Regarding paying for meals,I think that the Patients should be paid for eating them,from what I,ve seen of them they are revolting. As Kitty says too many people go to A&E with trivial problems thus wasting the time of the staff and increasing waiting times.Private Health insurance is Expensive, around £6.000.per year.But it does not have A&E at private hospitals so you tend to use NHS for emergencies.However as you pay into it also its not unreasonable to be able to use it. there are lots of things which should be charged for which are perfomed under the NHS which do not come under the Health of the person concerned i/e face lifts, boob jobs (Unless after operation to remove them) Lipo Suction,removal of tattoos and others.Plus of course ensuring that Health Tourists Pay Their Bills.(Upfront )as in other Countries.**M**.


Porkie_Pie Report 18 Mar 2013 13:10

Ann, Pensioners used to lose their pension after 6 weeks in hospital but now they keep it regardless of the length of there stay



AnninGlos Report 18 Mar 2013 12:54

But if you go into hospital and are on a state pension I believe you lose your pension for the time you spend in hospital.
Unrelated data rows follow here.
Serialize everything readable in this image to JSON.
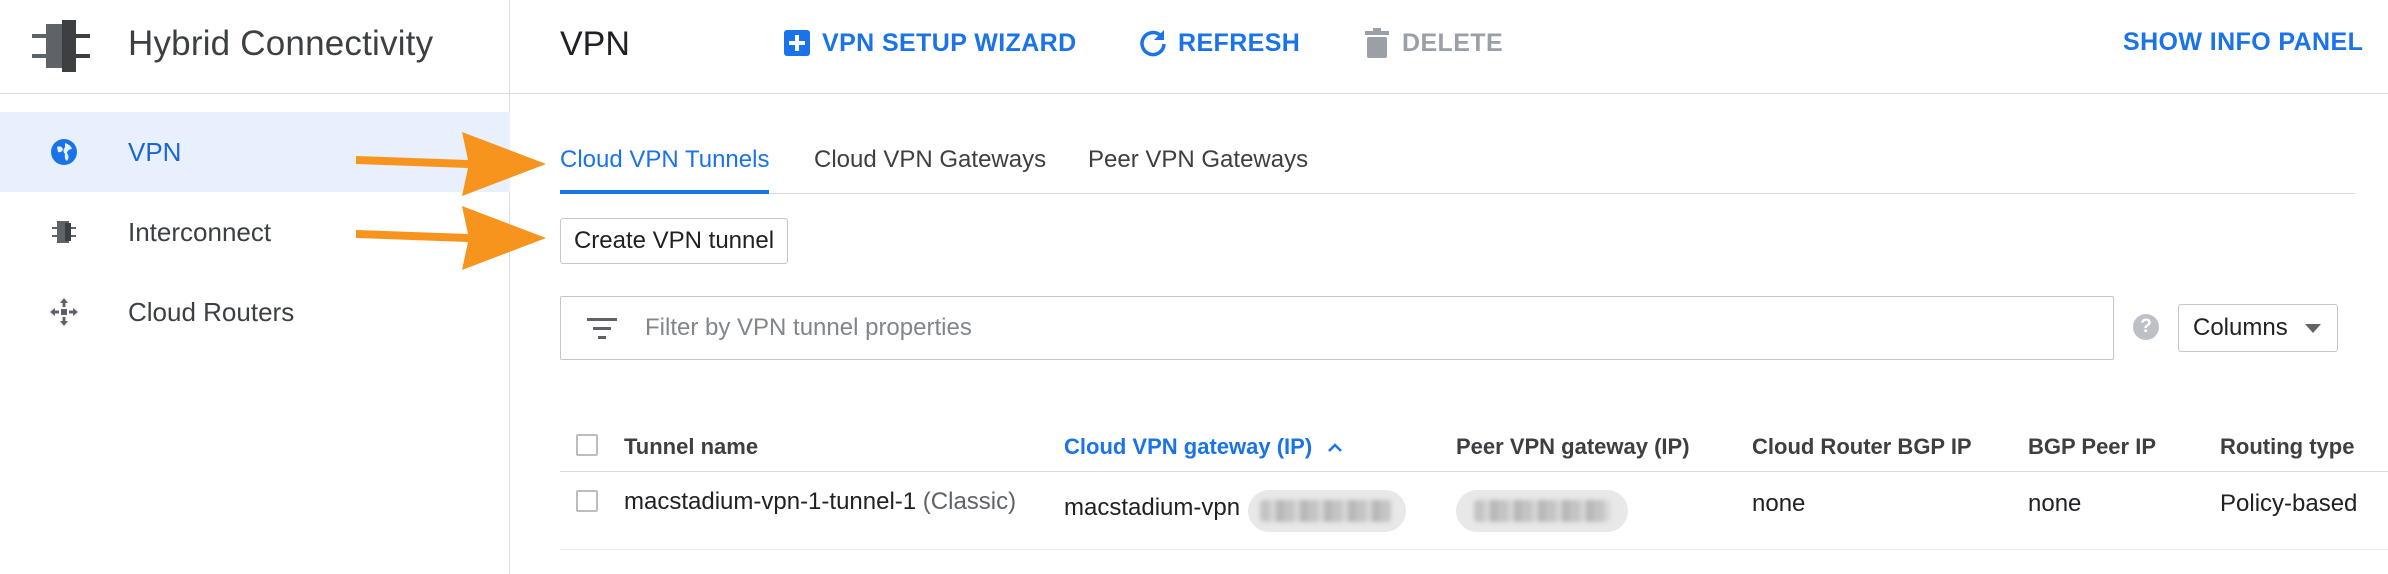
{
  "sidebar": {
    "title": "Hybrid Connectivity",
    "items": [
      {
        "label": "VPN",
        "icon": "globe-icon",
        "active": true
      },
      {
        "label": "Interconnect",
        "icon": "interconnect-icon",
        "active": false
      },
      {
        "label": "Cloud Routers",
        "icon": "cloud-routers-icon",
        "active": false
      }
    ]
  },
  "topbar": {
    "page_title": "VPN",
    "wizard_label": "VPN SETUP WIZARD",
    "refresh_label": "REFRESH",
    "delete_label": "DELETE",
    "info_panel_label": "SHOW INFO PANEL"
  },
  "tabs": [
    {
      "label": "Cloud VPN Tunnels",
      "active": true
    },
    {
      "label": "Cloud VPN Gateways",
      "active": false
    },
    {
      "label": "Peer VPN Gateways",
      "active": false
    }
  ],
  "create_button": "Create VPN tunnel",
  "filter": {
    "placeholder": "Filter by VPN tunnel properties",
    "columns_label": "Columns",
    "help_symbol": "?"
  },
  "table": {
    "headers": {
      "tunnel_name": "Tunnel name",
      "cloud_gateway": "Cloud VPN gateway (IP)",
      "peer_gateway": "Peer VPN gateway (IP)",
      "router_bgp_ip": "Cloud Router BGP IP",
      "bgp_peer_ip": "BGP Peer IP",
      "routing_type": "Routing type"
    },
    "rows": [
      {
        "tunnel_name": "macstadium-vpn-1-tunnel-1",
        "tunnel_suffix": "(Classic)",
        "cloud_gateway": "macstadium-vpn",
        "router_bgp_ip": "none",
        "bgp_peer_ip": "none",
        "routing_type": "Policy-based"
      }
    ]
  },
  "colors": {
    "accent": "#1a73e8",
    "active_nav_bg": "#e8f0fe",
    "arrow": "#f7941d",
    "disabled": "#9aa0a6"
  }
}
If they start to charge for meals I trust they will then refund part of the pension to pay for it. Or not charge pensioners who have already handed over their money?

Carol 430181

Carol 430181 Report 18 Mar 2013 11:02

I think patients should have to pay for meals, if you were at home you would still have to pay for your food.

People arriving from other countries should also be made to pay up front for any treatment.

Perhaps we should have a NHS lottery (with limited wins) and all profit being reinvested in more staff and equipment.



KittytheLearnerCook Report 18 Mar 2013 10:02

It might help if less people went to A&E instead of going to their GP first.

Then again, it is so difficult to get an urgent appointment with our GPs that sometimes it is the only option available if extreme pain is present:(

I sat in A&E recently,with my very ill daughter who was seen by her GP who sent her there and watched a family come in with a teenager who had fallen over 3 days previously, walked with hardly a limp, and had not been to the GP as "we were coming to town shopping so thought we would get him checked out here."

This time wasting of our A&E resources is all too common according to the staff who work there, but they all have to be seen.

If my daughter could afford private health insurance she would use it without hesitation.


OneFootInTheGrave Report 18 Mar 2013 08:53

It has been reported that "The NHS Confederation" which represents all Health Service trusts, discussed these ways of generating extra funds.

It says any fees would apply to everyone over 18 who has basic health insurance, around 90 per cent of the population.

Patients could be charged £8.50 to call an out-of-hours doctor to their home under controversial plans outlined today.

The sick could also be forced to pay for their hospital meals or increased charges to watch television on NHS wards.

The proposals are being floated as a way of tackling the ‘unprecedented financial dilemma’ faced by the Health Service.

This article in regards to funding the NHS makes me ask three questions and they are:-

1) Would this be the start on a slippery road to making everyone pay whether or not they had private insurance?

2) Shouldn't we charge, for example, for treatment required as a result of alcohol or illegal drugs?

3) Would it not be a good idea to have a central database of all people who have private health insurance which would be accessible to NHS hospitals enabling them to reclaim the costs of any treatment a persons insurance covered, from the insurance companies?

In respect of (3) obviously there would have to be exceptions such as emergency life and death situations.